### Work required
Each line below is to be set down again exactly.

[[ Available data open ]]

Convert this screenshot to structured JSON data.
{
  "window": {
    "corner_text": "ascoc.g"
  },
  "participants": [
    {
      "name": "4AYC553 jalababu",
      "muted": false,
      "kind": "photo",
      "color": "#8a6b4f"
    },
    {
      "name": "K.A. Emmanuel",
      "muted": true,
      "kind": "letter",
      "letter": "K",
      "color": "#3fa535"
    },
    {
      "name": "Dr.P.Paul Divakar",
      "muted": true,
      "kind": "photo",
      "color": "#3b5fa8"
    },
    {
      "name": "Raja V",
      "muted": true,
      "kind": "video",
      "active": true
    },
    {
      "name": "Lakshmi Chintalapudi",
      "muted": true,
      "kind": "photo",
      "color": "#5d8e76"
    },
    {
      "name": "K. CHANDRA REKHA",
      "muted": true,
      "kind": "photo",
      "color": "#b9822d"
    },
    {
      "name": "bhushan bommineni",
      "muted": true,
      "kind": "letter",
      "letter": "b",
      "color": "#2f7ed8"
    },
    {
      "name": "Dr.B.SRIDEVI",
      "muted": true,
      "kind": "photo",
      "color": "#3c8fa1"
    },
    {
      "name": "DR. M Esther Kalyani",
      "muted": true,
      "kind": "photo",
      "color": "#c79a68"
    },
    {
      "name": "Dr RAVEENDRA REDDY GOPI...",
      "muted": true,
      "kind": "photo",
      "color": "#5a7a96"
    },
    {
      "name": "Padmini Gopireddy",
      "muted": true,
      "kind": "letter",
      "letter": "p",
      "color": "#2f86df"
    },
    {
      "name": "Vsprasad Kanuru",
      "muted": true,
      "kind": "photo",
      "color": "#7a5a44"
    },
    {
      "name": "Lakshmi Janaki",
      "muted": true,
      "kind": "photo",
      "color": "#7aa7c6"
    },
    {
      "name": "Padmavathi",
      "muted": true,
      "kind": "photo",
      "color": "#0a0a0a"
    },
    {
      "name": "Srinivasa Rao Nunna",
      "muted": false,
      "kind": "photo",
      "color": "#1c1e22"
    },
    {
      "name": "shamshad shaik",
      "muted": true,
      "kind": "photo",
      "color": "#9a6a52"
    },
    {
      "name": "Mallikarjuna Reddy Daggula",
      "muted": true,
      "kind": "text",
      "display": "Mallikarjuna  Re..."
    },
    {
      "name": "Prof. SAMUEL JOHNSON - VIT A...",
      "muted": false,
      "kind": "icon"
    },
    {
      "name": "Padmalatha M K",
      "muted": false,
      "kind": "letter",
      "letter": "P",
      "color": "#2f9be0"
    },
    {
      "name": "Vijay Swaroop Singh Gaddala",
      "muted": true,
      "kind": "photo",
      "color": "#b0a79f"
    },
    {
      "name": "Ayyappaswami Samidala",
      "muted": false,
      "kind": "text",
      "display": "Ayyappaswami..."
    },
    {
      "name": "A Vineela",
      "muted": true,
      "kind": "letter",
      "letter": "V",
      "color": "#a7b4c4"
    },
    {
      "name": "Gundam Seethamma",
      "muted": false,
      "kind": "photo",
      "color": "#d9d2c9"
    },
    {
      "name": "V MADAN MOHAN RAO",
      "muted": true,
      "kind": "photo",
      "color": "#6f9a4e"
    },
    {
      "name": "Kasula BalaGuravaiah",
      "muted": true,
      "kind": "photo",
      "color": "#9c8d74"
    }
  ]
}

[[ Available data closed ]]

### Result
Convert this screenshot to structured JSON data.
{
  "window": {
    "corner_text": "ascoc.g"
  },
  "participants": [
    {
      "name": "4AYC553 jalababu",
      "muted": false,
      "kind": "photo",
      "color": "#8a6b4f"
    },
    {
      "name": "K.A. Emmanuel",
      "muted": true,
      "kind": "letter",
      "letter": "K",
      "color": "#3fa535"
    },
    {
      "name": "Dr.P.Paul Divakar",
      "muted": true,
      "kind": "photo",
      "color": "#3b5fa8"
    },
    {
      "name": "Raja V",
      "muted": true,
      "kind": "video",
      "active": true
    },
    {
      "name": "Lakshmi Chintalapudi",
      "muted": true,
      "kind": "photo",
      "color": "#5d8e76"
    },
    {
      "name": "K. CHANDRA REKHA",
      "muted": true,
      "kind": "photo",
      "color": "#b9822d"
    },
    {
      "name": "bhushan bommineni",
      "muted": true,
      "kind": "letter",
      "letter": "b",
      "color": "#2f7ed8"
    },
    {
      "name": "Dr.B.SRIDEVI",
      "muted": true,
      "kind": "photo",
      "color": "#3c8fa1"
    },
    {
      "name": "DR. M Esther Kalyani",
      "muted": true,
      "kind": "photo",
      "color": "#c79a68"
    },
    {
      "name": "Dr RAVEENDRA REDDY GOPI...",
      "muted": true,
      "kind": "photo",
      "color": "#5a7a96"
    },
    {
      "name": "Padmini Gopireddy",
      "muted": true,
      "kind": "letter",
      "letter": "p",
      "color": "#2f86df"
    },
    {
      "name": "Vsprasad Kanuru",
      "muted": true,
      "kind": "photo",
      "color": "#7a5a44"
    },
    {
      "name": "Lakshmi Janaki",
      "muted": true,
      "kind": "photo",
      "color": "#7aa7c6"
    },
    {
      "name": "Padmavathi",
      "muted": true,
      "kind": "photo",
      "color": "#0a0a0a"
    },
    {
      "name": "Srinivasa Rao Nunna",
      "muted": false,
      "kind": "photo",
      "color": "#1c1e22"
    },
    {
      "name": "shamshad shaik",
      "muted": true,
      "kind": "photo",
      "color": "#9a6a52"
    },
    {
      "name": "Mallikarjuna Reddy Daggula",
      "muted": true,
      "kind": "text",
      "display": "Mallikarjuna  Re..."
    },
    {
      "name": "Prof. SAMUEL JOHNSON - VIT A...",
      "muted": false,
      "kind": "icon"
    },
    {
      "name": "Padmalatha M K",
      "muted": false,
      "kind": "letter",
      "letter": "P",
      "color": "#2f9be0"
    },
    {
      "name": "Vijay Swaroop Singh Gaddala",
      "muted": true,
      "kind": "photo",
      "color": "#b0a79f"
    },
    {
      "name": "Ayyappaswami Samidala",
      "muted": false,
      "kind": "text",
      "display": "Ayyappaswami..."
    },
    {
      "name": "A Vineela",
      "muted": true,
      "kind": "letter",
      "letter": "V",
      "color": "#a7b4c4"
    },
    {
      "name": "Gundam Seethamma",
      "muted": false,
      "kind": "photo",
      "color": "#d9d2c9"
    },
    {
      "name": "V MADAN MOHAN RAO",
      "muted": true,
      "kind": "photo",
      "color": "#6f9a4e"
    },
    {
      "name": "Kasula BalaGuravaiah",
      "muted": true,
      "kind": "photo",
      "color": "#9c8d74"
    }
  ]
}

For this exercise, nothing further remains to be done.